→ **Source records**
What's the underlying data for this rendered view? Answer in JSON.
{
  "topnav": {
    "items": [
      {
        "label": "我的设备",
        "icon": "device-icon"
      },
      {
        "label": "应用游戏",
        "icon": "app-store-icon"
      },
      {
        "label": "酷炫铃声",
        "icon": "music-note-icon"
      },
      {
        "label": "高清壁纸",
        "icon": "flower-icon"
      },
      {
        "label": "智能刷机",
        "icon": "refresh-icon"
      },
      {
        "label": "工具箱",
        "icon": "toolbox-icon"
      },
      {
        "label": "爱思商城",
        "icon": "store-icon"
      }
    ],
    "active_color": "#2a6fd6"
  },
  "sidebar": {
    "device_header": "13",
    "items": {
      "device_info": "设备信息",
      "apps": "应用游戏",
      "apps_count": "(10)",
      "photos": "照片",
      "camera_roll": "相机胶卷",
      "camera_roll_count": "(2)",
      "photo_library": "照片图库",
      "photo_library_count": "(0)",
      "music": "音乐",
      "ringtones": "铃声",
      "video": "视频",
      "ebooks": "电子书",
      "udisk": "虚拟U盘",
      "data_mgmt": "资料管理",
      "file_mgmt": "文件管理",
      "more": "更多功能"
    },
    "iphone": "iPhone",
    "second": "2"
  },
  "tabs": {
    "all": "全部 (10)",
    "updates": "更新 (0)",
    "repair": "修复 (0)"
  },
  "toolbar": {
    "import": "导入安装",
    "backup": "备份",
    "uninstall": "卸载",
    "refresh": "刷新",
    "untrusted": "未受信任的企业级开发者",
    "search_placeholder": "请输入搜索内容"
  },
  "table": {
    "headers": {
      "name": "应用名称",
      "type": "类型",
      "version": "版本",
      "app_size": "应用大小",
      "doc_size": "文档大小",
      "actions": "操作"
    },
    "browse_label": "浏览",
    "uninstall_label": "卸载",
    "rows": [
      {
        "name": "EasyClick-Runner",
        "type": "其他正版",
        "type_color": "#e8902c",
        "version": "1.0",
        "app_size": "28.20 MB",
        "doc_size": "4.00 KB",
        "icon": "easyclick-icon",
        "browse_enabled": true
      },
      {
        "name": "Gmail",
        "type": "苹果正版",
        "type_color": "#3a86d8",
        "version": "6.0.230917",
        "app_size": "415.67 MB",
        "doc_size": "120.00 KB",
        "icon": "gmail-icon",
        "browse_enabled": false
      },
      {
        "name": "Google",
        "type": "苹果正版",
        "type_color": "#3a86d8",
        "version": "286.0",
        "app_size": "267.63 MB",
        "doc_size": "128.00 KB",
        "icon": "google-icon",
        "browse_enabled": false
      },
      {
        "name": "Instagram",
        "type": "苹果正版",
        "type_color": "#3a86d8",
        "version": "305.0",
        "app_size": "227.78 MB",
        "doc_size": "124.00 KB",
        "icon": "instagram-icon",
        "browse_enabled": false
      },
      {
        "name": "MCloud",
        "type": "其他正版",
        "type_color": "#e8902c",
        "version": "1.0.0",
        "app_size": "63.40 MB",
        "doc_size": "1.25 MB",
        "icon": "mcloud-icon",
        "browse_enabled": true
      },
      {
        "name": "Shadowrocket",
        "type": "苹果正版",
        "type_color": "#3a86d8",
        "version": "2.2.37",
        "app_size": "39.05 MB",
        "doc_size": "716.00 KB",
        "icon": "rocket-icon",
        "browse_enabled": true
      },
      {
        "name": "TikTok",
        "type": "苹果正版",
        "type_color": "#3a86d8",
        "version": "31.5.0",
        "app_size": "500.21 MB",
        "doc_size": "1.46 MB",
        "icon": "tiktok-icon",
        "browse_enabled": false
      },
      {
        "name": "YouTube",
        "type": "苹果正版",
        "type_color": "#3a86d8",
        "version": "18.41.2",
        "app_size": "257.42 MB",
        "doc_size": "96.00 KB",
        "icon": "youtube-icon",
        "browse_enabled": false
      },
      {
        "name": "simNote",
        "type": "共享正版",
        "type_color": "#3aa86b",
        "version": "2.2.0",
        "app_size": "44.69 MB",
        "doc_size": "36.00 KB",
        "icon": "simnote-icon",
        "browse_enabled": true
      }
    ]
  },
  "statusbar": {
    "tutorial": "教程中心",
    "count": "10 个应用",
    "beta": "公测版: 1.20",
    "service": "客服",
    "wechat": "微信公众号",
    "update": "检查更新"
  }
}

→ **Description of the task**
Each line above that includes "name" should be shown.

→ **Response area**
      "name": "应用名称",
        "name": "EasyClick-Runner",
        "name": "Gmail",
        "name": "Google",
        "name": "Instagram",
        "name": "MCloud",
        "name": "Shadowrocket",
        "name": "TikTok",
        "name": "YouTube",
        "name": "simNote",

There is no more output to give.